Currently, there is a lot of innovation going on in search. Not only in technology, but particularly in what customers are doing with search. Search is no longer just about the familiar search button, but has become a central platform providing situation-specific information and user interfaces to customers and employees. This is echoed in the marketplace, where search vendors no longer are only speaking of features under the hood such as relevance, operability and security. The new mantra is delivering "the answer" in a time-critical manner within the context of the individual. The technology supporting this claim is the search platform’s provision of user interfaces with information mash-ups from disparate systems tailored to the individual’s wants and needs. Put differently, the search platform has become a broker between user context and the available data and applications.
The emerging technology opens up a raft of new search adoption opportunities, of which we have just seen the beginning. Customers—with their willingness to experiment with emerging technology and their in-depth knowledge of their users—have an important role in uncovering these opportunities. Some adoption trends of the emerging technology seem to crystallize. These are:
- Dynamic consumer portals where search technology is the platform connecting people and information and driving user interface mash-ups;
- Corporate intelligence solutions; and
- Functional and personalized knowledge management solutions.
Common to all these adoption areas is the search platform’s role in providing the users with precise situation-specific information and functionality. This role requires the search platform to understand the user’s context in order to give precise answers—a task that requires contextual search. Contextual search is an emerging technology that is still in its infancy and requires further refinement.
In this article we will focus on the search platform’s role as a match-making broker between user context and the available data and applications, and in particular on how contextual search will need to capture front-end interaction and end-user context in order for the search platform to deliver on its promise of delivering "the answer."
The Case for Capturing Front-end User Context
Historically, as customers have demanded better and better search capabilities, vendors have typically responded with more and more back-end features. When users wanted broader hits on their two-word queries, we responded by adding synonyms. When they demanded better accuracy on misspelled queries, we responded with a wide variety of bells and whistles to correct the query or suggest new ones. When more and more repositories got added and the data volumes grew, we responded with faceted search and drill-down capabilities for quick navigation. For each new demand, a new back-end functionality was added to alleviate the problem, always moving search technology a little bit forward.
Contextual search now accelerates the pace of change. Its ability to capture user context has the potential of creating a new quantum leap in the industry. This new product direction is already evident in many of today’s vendor solutions. Vendors, including IntelliSearch, have been talking about relevance and contextual search for the past year or so.
Take MOSS 2007 as an example. It rates documents closer to where you are standing in the site hierarchy when searching. This is a good attempt at trying to capture the user context in order to improve search precision. But what happens when you move outside of the SharePoint search box? All context is lost. The same goes for Outlook. The system knows you’re searching emails and will limit it to emails, sorted by date, assuming more recent emails are more relevant.

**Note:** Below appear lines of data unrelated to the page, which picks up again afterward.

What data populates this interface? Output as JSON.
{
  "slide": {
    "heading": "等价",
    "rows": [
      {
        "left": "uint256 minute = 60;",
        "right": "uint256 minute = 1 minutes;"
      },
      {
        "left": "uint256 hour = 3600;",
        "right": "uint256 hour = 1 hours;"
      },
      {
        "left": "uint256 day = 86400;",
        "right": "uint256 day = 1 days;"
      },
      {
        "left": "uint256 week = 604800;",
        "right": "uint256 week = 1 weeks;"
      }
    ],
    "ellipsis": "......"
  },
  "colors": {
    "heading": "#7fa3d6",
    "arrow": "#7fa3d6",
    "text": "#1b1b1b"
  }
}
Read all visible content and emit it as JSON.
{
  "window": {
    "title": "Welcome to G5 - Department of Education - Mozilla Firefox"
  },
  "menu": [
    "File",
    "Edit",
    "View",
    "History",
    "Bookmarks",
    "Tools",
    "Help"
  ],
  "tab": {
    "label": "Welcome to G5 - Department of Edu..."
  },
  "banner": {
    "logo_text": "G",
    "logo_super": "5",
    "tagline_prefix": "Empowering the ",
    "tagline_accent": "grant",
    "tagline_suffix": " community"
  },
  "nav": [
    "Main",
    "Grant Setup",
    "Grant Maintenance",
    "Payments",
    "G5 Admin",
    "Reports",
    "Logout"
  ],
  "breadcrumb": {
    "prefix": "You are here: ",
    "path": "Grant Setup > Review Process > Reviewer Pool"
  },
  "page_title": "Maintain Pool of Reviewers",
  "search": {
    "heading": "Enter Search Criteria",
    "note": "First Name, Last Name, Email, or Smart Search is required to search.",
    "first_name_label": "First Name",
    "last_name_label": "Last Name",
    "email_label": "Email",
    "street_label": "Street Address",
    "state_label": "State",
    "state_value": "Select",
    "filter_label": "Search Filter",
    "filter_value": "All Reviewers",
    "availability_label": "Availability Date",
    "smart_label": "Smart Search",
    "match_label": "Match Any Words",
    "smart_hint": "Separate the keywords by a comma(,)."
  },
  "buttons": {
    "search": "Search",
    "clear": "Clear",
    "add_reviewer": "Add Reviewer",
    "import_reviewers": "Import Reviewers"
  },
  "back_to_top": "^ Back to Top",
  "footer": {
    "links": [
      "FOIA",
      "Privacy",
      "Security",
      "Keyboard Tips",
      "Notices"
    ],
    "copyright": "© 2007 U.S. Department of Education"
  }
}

As for Google, it does not capture the context of what the individual user is trying to achieve at all, but uses other users’ experiences and guesses that you are doing the same as them. The first user to search for an imaginary new car named "Black" will not find anything until people start talking about it and linking to it, even though the site might be indexed. If you knew that the user previously searched for this car and also knew that she had visited the sites of Ford and Chrysler, you could add the context "car" with the word "black" and get a much better result. If you also attached the context "new" to the search because the user was chatting with a friend about buying a new car, you would get even closer.
The Desktop—Essential in Capturing Context
Only the desktop, and not your standalone application, will know what you do at any given time, as it is where you do all your work. It can capture all your input and monitor the chain of events as you work on a problem. The desktop is simply the best available avenue to capture user context and to improve the user’s search experience. Further back-end improvements are by no means unimportant, but without capturing the front-end interaction, the back-end can only achieve so much.
For instance, by logging user behavior linked to time of day, the search platform can identify your information needs pattern and context. How much time do you spend on reading documents from Bill compared to a document from John? Did you just read four documents about a new customer before you did a search? Are your email conversations linked more to people in your department or with customers outside the company? Or are you currently working in your customer service application?
One may argue that using all these contexts is problematic since they potentially point in very diverse directions. However, in real life most people only work at one problem at a time, so within a defined time-frame all your context fragments would point in the same directions. Even if one of them might be way off, all the others would pull you back in, still yielding a much better result than you would without the context information.
Search Platform Imperatives
The whole purpose of including front-end context is to improve search precision. By adding front-end context into the search processing you can dramatically improve result precision on both a corporate and functional-specific level, thus enabling precise and fine-tuned information access supporting a multitude of departmental needs such as customer service and engineering departments.